** Opening RECORDS PROVIDED block **

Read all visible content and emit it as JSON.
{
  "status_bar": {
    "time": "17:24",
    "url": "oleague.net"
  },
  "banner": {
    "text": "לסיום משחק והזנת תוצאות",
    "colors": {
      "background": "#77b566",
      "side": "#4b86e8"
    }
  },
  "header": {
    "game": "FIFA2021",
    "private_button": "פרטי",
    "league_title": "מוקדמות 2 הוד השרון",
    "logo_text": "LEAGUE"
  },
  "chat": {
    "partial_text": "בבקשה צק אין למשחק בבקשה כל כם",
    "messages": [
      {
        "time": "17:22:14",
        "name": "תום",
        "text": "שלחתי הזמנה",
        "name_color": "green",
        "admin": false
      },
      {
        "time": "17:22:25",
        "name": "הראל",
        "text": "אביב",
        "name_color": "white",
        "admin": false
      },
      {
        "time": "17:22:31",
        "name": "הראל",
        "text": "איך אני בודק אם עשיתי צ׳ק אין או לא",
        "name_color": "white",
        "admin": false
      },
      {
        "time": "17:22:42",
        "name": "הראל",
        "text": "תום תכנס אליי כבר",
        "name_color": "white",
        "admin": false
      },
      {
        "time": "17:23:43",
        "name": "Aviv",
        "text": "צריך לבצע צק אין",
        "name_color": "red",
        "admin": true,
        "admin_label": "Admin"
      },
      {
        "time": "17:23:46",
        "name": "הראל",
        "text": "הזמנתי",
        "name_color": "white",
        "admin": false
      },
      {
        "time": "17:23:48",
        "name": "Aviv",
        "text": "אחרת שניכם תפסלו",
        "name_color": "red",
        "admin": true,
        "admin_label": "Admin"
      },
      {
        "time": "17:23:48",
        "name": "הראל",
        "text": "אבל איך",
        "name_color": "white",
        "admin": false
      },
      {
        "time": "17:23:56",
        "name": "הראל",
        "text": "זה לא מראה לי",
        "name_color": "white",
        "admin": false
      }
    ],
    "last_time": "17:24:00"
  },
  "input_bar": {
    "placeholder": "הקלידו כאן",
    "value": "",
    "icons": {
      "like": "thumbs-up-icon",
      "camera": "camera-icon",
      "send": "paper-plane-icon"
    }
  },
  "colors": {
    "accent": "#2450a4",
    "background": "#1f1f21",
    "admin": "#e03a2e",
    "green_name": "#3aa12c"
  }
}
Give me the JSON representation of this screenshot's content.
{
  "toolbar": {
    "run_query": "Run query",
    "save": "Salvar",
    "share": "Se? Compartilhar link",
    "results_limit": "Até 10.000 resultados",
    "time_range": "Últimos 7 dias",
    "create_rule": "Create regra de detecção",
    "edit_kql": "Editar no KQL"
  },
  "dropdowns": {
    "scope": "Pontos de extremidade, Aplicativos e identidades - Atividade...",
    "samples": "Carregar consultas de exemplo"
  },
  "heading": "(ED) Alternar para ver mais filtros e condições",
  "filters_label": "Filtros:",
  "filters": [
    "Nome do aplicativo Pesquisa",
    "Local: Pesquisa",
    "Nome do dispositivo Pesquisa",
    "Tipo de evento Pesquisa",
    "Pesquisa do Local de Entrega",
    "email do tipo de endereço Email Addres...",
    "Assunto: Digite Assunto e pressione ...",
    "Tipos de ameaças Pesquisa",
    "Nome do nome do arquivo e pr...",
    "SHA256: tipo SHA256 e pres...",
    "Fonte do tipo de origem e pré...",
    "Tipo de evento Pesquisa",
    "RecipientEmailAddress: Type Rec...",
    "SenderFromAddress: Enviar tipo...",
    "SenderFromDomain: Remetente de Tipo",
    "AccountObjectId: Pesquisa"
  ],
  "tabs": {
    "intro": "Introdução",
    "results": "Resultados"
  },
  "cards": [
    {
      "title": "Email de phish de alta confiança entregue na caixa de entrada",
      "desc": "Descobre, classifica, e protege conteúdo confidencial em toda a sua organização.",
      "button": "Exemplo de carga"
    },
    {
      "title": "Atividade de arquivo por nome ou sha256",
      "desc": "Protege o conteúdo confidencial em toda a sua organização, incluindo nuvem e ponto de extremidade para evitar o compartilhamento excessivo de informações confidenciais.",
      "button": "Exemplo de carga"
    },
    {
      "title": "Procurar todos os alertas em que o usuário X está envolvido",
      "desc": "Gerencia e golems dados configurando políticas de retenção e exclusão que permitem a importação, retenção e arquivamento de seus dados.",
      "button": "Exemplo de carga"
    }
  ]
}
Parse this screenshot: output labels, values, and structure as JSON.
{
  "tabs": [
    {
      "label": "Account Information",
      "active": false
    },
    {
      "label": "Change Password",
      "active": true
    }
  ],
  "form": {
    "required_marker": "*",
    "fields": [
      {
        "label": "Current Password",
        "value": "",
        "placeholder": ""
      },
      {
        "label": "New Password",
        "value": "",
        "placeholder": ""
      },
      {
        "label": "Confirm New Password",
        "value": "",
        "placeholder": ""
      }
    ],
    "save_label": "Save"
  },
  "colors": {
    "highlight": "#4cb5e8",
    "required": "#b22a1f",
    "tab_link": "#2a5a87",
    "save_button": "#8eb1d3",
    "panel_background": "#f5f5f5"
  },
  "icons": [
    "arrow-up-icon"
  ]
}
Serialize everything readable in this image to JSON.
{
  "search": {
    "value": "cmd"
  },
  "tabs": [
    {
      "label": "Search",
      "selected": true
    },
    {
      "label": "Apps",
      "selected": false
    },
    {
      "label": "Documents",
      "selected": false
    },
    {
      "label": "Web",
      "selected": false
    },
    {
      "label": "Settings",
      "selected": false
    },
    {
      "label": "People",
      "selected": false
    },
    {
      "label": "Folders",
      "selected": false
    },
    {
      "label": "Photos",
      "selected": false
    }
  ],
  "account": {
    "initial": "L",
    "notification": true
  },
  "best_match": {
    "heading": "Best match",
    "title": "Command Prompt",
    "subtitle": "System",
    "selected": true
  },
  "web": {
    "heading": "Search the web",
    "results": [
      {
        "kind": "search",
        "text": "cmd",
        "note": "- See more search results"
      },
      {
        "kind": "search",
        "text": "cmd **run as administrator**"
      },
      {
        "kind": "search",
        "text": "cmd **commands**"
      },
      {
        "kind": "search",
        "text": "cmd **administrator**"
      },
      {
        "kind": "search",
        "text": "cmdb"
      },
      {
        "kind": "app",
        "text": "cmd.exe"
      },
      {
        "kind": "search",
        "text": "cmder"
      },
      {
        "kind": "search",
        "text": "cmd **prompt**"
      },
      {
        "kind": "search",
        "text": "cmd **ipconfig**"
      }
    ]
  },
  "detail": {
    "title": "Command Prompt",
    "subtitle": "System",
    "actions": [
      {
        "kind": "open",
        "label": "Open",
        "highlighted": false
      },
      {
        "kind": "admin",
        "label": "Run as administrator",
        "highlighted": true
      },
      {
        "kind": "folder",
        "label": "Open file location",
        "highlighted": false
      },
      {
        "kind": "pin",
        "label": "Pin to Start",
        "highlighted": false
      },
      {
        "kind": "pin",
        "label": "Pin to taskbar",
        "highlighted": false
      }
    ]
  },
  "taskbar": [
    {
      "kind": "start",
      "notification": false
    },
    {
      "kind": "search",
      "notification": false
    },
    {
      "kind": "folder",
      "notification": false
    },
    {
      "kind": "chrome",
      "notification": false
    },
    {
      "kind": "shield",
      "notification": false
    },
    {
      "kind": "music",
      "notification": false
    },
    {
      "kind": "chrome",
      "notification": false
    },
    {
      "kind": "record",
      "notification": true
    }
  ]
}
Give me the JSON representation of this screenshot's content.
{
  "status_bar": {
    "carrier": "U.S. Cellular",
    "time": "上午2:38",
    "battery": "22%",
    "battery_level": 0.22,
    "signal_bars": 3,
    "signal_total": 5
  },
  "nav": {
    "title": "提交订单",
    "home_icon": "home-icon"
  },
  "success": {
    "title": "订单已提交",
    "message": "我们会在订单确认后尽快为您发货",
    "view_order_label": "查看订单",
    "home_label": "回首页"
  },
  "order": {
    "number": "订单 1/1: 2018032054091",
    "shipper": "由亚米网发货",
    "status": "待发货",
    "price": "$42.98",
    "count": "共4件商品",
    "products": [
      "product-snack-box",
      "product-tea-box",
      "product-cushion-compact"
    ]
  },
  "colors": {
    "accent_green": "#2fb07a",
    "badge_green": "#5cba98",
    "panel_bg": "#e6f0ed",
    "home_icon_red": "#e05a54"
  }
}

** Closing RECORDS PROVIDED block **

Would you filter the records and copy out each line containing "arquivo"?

> _RESPONSE TO THIS TASK_:
    "Nome do nome do arquivo e pr...",
      "title": "Atividade de arquivo por nome ou sha256",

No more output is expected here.